Last February, Packer free safety George Teague finally admitted something was wrong. Despite constantly eating to feed a voracious appetite, Teague had been losing weight at an alarming rate since joining the team as a rookie eight months earlier. His clothes were falling off him, he had no strength, and all he wanted to do was sleep.

"He came home after training one day, and he couldn't lift his arms," says Teague's wife, Consuela. "He couldn't put his glasses on his face. He couldn't lift a fork to his mouth. I said, 'George, you need to find out what's wrong.' "

In March, Teague, whose weight had dropped to 150 pounds, 40 under his usual playing weight, was found to have hyperthyroidism, a condition that accelerates the body's metabolism. Teague feared he might not be able to play football again. He was given Tapazole, a medication that inhibits thyroid activity, in the hope that it would control the malfunctioning gland. Teague, however, had an allergic reaction to the medication, requiring doctors to shut down his thyroid altogether. A few weeks later, he ingested a radioactive pill to kill the gland. The dosage was so powerful that a doctor told him that he couldn't have any close contact with his wife and seven-month-old son, James, for two days afterward for fear that they might become contaminated.
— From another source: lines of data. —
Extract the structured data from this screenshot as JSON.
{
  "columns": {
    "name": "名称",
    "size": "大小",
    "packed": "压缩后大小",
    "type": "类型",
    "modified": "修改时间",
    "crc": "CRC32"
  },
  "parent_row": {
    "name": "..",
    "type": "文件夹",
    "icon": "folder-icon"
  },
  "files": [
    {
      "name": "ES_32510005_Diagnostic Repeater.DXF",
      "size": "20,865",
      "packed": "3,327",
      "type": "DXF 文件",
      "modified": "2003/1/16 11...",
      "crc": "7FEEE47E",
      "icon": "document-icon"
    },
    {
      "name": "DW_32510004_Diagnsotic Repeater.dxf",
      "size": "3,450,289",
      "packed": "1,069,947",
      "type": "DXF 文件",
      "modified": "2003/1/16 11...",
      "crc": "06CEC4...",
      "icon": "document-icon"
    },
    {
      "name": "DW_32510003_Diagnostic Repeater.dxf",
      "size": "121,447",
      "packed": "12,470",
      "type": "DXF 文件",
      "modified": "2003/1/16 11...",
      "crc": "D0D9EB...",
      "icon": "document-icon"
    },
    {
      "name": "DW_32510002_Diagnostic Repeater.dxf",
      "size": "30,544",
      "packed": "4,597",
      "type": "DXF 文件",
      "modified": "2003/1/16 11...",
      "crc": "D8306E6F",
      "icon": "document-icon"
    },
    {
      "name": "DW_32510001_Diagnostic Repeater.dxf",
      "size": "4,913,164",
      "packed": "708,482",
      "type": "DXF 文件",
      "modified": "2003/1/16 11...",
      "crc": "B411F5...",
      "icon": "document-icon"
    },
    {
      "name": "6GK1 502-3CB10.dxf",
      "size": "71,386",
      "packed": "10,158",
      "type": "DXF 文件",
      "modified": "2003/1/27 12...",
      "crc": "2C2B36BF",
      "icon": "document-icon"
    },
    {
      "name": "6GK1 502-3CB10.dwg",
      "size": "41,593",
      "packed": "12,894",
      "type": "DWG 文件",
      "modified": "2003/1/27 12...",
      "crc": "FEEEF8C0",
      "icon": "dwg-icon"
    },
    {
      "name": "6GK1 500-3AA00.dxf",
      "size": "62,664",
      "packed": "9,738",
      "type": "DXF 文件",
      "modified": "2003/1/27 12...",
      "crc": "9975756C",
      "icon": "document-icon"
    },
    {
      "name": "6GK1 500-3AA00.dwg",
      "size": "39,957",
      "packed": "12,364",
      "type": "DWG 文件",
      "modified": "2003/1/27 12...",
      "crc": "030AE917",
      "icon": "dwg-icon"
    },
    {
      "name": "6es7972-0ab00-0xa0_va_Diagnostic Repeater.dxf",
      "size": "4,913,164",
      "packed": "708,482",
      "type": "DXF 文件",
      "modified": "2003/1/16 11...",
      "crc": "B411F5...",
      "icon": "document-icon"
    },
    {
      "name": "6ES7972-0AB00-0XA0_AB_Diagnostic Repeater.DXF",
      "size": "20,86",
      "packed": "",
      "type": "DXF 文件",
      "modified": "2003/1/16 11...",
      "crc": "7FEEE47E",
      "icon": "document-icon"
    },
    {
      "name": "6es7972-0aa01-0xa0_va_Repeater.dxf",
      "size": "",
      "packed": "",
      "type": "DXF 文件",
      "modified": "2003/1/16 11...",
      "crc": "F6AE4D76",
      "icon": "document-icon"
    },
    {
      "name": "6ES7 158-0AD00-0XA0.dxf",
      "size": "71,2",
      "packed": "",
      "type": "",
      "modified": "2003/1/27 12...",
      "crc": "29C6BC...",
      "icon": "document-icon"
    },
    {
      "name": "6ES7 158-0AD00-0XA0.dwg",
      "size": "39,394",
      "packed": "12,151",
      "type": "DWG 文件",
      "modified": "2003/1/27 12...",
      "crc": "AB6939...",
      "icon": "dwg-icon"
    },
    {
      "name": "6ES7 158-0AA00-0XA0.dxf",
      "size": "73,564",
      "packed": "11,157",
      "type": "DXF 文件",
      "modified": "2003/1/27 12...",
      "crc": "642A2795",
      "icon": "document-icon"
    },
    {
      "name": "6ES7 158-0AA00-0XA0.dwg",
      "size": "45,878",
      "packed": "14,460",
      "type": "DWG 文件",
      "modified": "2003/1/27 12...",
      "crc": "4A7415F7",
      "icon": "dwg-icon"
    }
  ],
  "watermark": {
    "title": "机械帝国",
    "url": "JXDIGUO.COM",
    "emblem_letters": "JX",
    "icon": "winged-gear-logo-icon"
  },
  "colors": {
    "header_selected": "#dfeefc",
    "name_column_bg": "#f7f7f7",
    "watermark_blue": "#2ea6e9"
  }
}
"The hardest times were when my son wanted to be held," says the 23-year-old Teague. "I just couldn't do it and risk contaminating him."

Afterward, Teague was given Synthroid, an artificial hormone similar to the one produced by a healthy thyroid, and was told he would have to take it for the rest of his life. Doctors also said that he could continue playing football. He had only four months to get ready for the season, so he visited Mike Colgan, a San Diego-based strength-and-conditioning coach, who put him on a high-carbohydrate, low-fat diet. In addition, Teague began working out, but that was difficult because his weight loss had weakened his knees, making running painful and backpedaling nearly impossible. To help ease the pain, Packer strength coach Kent Johnston had Teague use a state-of-the-art mechanical harness system called a Zuni.

Teague, a first-round draft choice from Alabama who had earned a reputation as a big-game player by intercepting two passes in the '93 Sugar Bowl against Miami and returning one of them for a touchdown, responded to the exercise. He brought his weight all the way up to 202 pounds before the season opener against the Vikings, though he still had some difficulty running and backpedaling. He approached the game with great trepidation, but once it got under way, he looked like the big-play Teague of old, intercepting two Warren Moon passes.

"When you excel at football and you put up with all the physical abuse, you start to believe that nothing can ever hurt you," says Teague. "I hadn't taken care of my body as well as I should have. I figured: I'm an athlete, I'm healthy, I'm invincible. I won't ever take my body for granted again."

PHOTOJOE PICCIOLOThe Packer defensive back was losing lots of weight until he whipped a thyroid problem.
HOLE YARDS PAR R1 R2 R3 R4
OUT
HOLE YARDS PAR R1 R2 R3 R4
IN
Eagle (-2)
Birdie (-1)
Bogey (+1)
Double Bogey (+2)